Mechanistic study of idiosyncratic drug-induced hepatitis (DIH) continues to be a challenging problem because of the lack of animal models. The inability to produce this type of hepatotoxicity in animals, and its relative rarity in humans, may be linked to the production of anti-inflammatory factors that prevent drug-protein adducts from causing liver(More)
Recent experimental data suggest that the idiosyncratic nature of drug-induced liver disease (DILD) may be due in part to a deficiency of one or more hepatoprotective factors. In this study we have investigated whether interleukin (IL)-6 may also be one of these factors. Following the induction of liver injury with acetaminophen (APAP), a time-dependent(More)
Drug-induced hepatotoxicity causes significant morbidity and mortality and is a major concern in drug development.
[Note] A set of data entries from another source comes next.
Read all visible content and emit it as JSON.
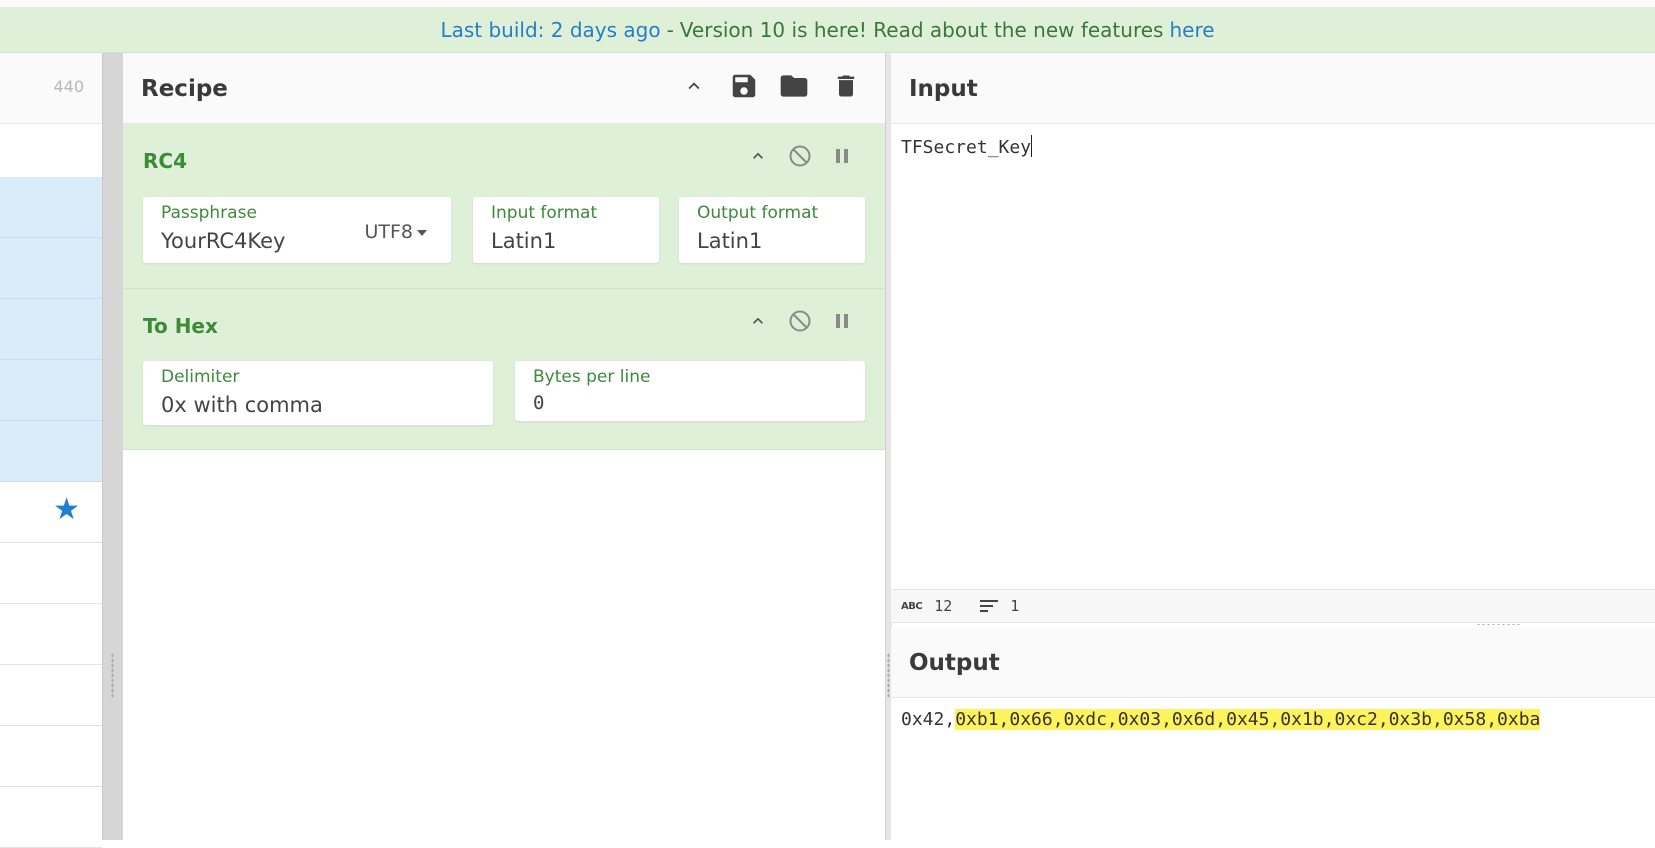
{
  "banner": {
    "prefix": "Last build: 2 days ago",
    "separator": "-",
    "message": "Version 10 is here! Read about the new features",
    "link": "here"
  },
  "operations": {
    "count": "440"
  },
  "recipe": {
    "title": "Recipe",
    "ops": [
      {
        "name": "RC4",
        "args": [
          {
            "label": "Passphrase",
            "value": "YourRC4Key",
            "dropdown": "UTF8"
          },
          {
            "label": "Input format",
            "value": "Latin1"
          },
          {
            "label": "Output format",
            "value": "Latin1"
          }
        ]
      },
      {
        "name": "To Hex",
        "args": [
          {
            "label": "Delimiter",
            "value": "0x with comma"
          },
          {
            "label": "Bytes per line",
            "value": "0"
          }
        ]
      }
    ]
  },
  "input": {
    "title": "Input",
    "text": "TFSecret_Key",
    "status": {
      "abc_label": "ABC",
      "length": "12",
      "lines": "1"
    }
  },
  "output": {
    "title": "Output",
    "prefix": "0x42,",
    "highlighted": "0xb1,0x66,0xdc,0x03,0x6d,0x45,0x1b,0xc2,0x3b,0x58,0xba"
  },
  "colors": {
    "banner_bg": "#dff0d8",
    "op_bg": "#dff0d8",
    "op_title": "#3c8a3a",
    "link": "#2a7cc7",
    "selected_row": "#d9ecf7",
    "star": "#1e7fd6",
    "highlight": "#fff35c"
  },
  "icons": [
    "chevron-up-icon",
    "save-icon",
    "folder-icon",
    "trash-icon",
    "disable-icon",
    "pause-icon",
    "star-icon",
    "lines-icon"
  ]
}
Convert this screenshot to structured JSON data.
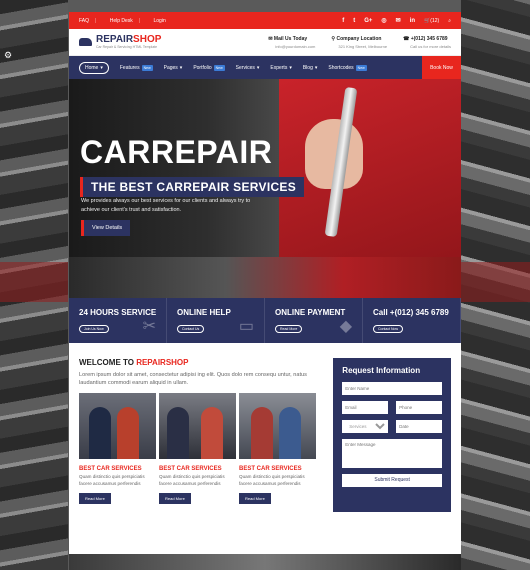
{
  "topbar": {
    "links": [
      "FAQ",
      "Help Desk",
      "Login"
    ],
    "social": [
      "f",
      "t",
      "G+",
      "◎",
      "✉",
      "in"
    ],
    "cart": "(12)"
  },
  "header": {
    "logo_repair": "REPAIR",
    "logo_shop": "SHOP",
    "logo_tag": "Car Repair & Servicing HTML Template",
    "mail_title": "Mail Us Today",
    "mail_sub": "info@yourdomain.com",
    "loc_title": "Company Location",
    "loc_sub": "321 King Street, Melbourne",
    "phone_title": "+(012) 345 6789",
    "phone_sub": "Call us for more details"
  },
  "nav": {
    "items": [
      "Home",
      "Features",
      "Pages",
      "Portfolio",
      "Services",
      "Experts",
      "Blog",
      "Shortcodes"
    ],
    "new_badge": "New",
    "book": "Book Now"
  },
  "hero": {
    "title": "CARREPAIR",
    "subtitle": "THE BEST CARREPAIR SERVICES",
    "text": "We provides always our best services for our clients and always try to achieve our client's trust and satisfaction.",
    "button": "View Details"
  },
  "features": [
    {
      "title": "24 HOURS SERVICE",
      "button": "Join Us Now",
      "icon": "✂"
    },
    {
      "title": "ONLINE HELP",
      "button": "Contact Us",
      "icon": "▭"
    },
    {
      "title": "ONLINE PAYMENT",
      "button": "Read More",
      "icon": "◆"
    },
    {
      "title": "Call +(012) 345 6789",
      "button": "Contact Now",
      "icon": ""
    }
  ],
  "welcome": {
    "title_pre": "WELCOME TO ",
    "title_brand": "REPAIRSHOP",
    "intro": "Lorem ipsum dolor sit amet, consectetur adipisi ing elit. Quos dolo rem consequ untur, natus laudantium commodi earum aliquid in ullam."
  },
  "cards": [
    {
      "t1": "BEST CAR ",
      "t2": "SERVICES",
      "desc": "Quam distinctio quis perspiciatis facere accusamus perferendis",
      "btn": "Read More",
      "colors": [
        "#1f2a44",
        "#b8402c"
      ]
    },
    {
      "t1": "BEST CAR ",
      "t2": "SERVICES",
      "desc": "Quam distinctio quis perspiciatis facere accusamus perferendis",
      "btn": "Read More",
      "colors": [
        "#2a2f45",
        "#c14b3b"
      ]
    },
    {
      "t1": "BEST CAR ",
      "t2": "SERVICES",
      "desc": "Quam distinctio quis perspiciatis facere accusamus perferendis",
      "btn": "Read More",
      "colors": [
        "#a53b34",
        "#3c5b8f"
      ]
    }
  ],
  "form": {
    "title": "Request Information",
    "name_ph": "Enter Name",
    "email_ph": "Email",
    "phone_ph": "Phone",
    "services": "Services",
    "date_ph": "Date",
    "message_ph": "Enter Message",
    "submit": "Submit Request"
  },
  "colors": {
    "brand_red": "#e8261e",
    "brand_navy": "#2c3361"
  }
}
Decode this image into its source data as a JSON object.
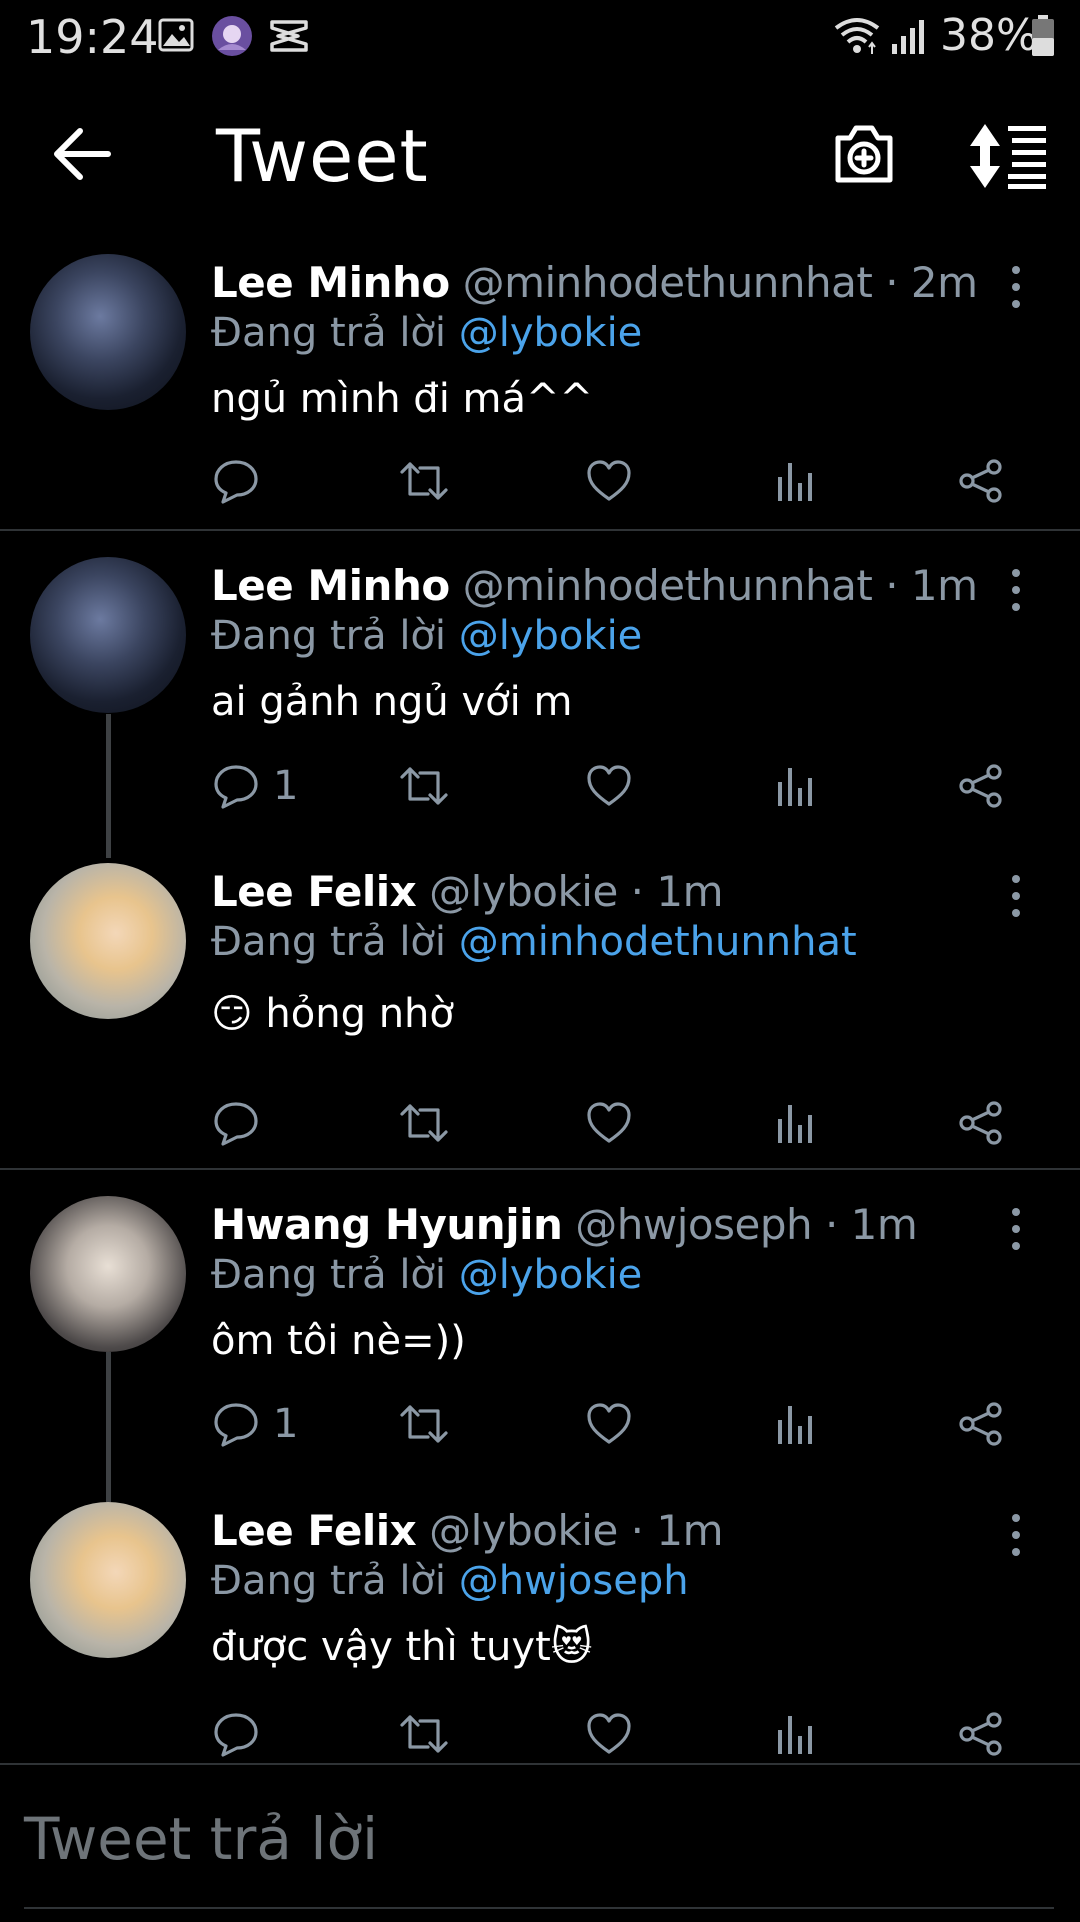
{
  "status_bar": {
    "time": "19:24",
    "battery": "38%",
    "icons": [
      "gallery-icon",
      "app-avatar-icon",
      "capcut-icon",
      "wifi-icon",
      "signal-icon",
      "battery-icon"
    ]
  },
  "header": {
    "title": "Tweet",
    "back_icon": "back-arrow-icon",
    "camera_icon": "camera-plus-icon",
    "sort_icon": "sort-icon"
  },
  "colors": {
    "background": "#000000",
    "mention": "#4ba3ea",
    "muted": "#8b98a5",
    "divider": "#2f3336"
  },
  "tweets": [
    {
      "name": "Lee Minho",
      "handle": "@minhodethunnhat",
      "time": "· 2m",
      "reply_prefix": "Đang trả lời",
      "reply_to": "@lybokie",
      "text": "ngủ mình đi má^^",
      "reply_count": ""
    },
    {
      "name": "Lee Minho",
      "handle": "@minhodethunnhat",
      "time": "· 1m",
      "reply_prefix": "Đang trả lời",
      "reply_to": "@lybokie",
      "text": "ai gảnh ngủ với m",
      "reply_count": "1"
    },
    {
      "name": "Lee Felix",
      "handle": "@lybokie",
      "time": "· 1m",
      "reply_prefix": "Đang trả lời",
      "reply_to": "@minhodethunnhat",
      "text": "😏 hỏng nhờ",
      "reply_count": ""
    },
    {
      "name": "Hwang Hyunjin",
      "handle": "@hwjoseph",
      "time": "· 1m",
      "reply_prefix": "Đang trả lời",
      "reply_to": "@lybokie",
      "text": "ôm tôi nè=))",
      "reply_count": "1"
    },
    {
      "name": "Lee Felix",
      "handle": "@lybokie",
      "time": "· 1m",
      "reply_prefix": "Đang trả lời",
      "reply_to": "@hwjoseph",
      "text": "được vậy thì tuyt😻",
      "reply_count": ""
    }
  ],
  "reply_input": {
    "placeholder": "Tweet trả lời"
  }
}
This is due, in large part, to insufficient knowledge of the mechanism(s) of drug-induced liver injury. In order to address this problem, we have evaluated the modulation of gene expression within the livers of mice treated with a hepatotoxic(More)
Despite the utility of cyclooxygenase (COX) inhibition as an antiinflammatory strategy, prostaglandin (PG) products of COX-1 and -2 provide important regulatory functions in some pathophysiological states. Scattered reports suggest that COX inhibition may also promote adverse drug events. Here we demonstrate a protective role for endogenous COX-derived(More)
Diclofenac is a nonsteroidal anti-inflammatory drug that has been implicated in several cases of severe hepatotoxicity. Our previous study showed that diclofenac metabolites bound covalently and selectively to rat liver plasma membrane proteins with estimated monomeric masses of 110, 140, and 200 kDa. We report here that we have identified the 110 kDa(More)
One hour after the intraperitoneal administration of CHCl3, CBrCl3, or CCl4 to phenobarbital (PB)-treated rats, hepatic GSH levels decreased to 30, 59, and 88% of control levels, respectively; after 4 hr, the GSH levels had returned to 46, 65, 99%, respectively, of control levels. When incubated for 15 min in air with rat liver microsomes from PB-treated(More)
Mutations in the XPD gene are associated with three complex clinical phenotypes, namely xeroderma pigmentosum (XP), XP in combination with Cockayne syndrome (XP-CS), and trichothiodystrophy (TTD). XP is caused by a deficiency in nucleotide excision repair (NER) that results in a high risk of skin cancer. TTD is characterized by severe developmental and(More)
Although indirect evidence has suggested that liver microsomal cytochrome P-450 can reductively dehalogenate several compounds to carbene metabolites, there has been no direct proof for the formation of these reactive species. We report in this paper that carbenes can be chemically trapped and identified as metabolites. For example,(More)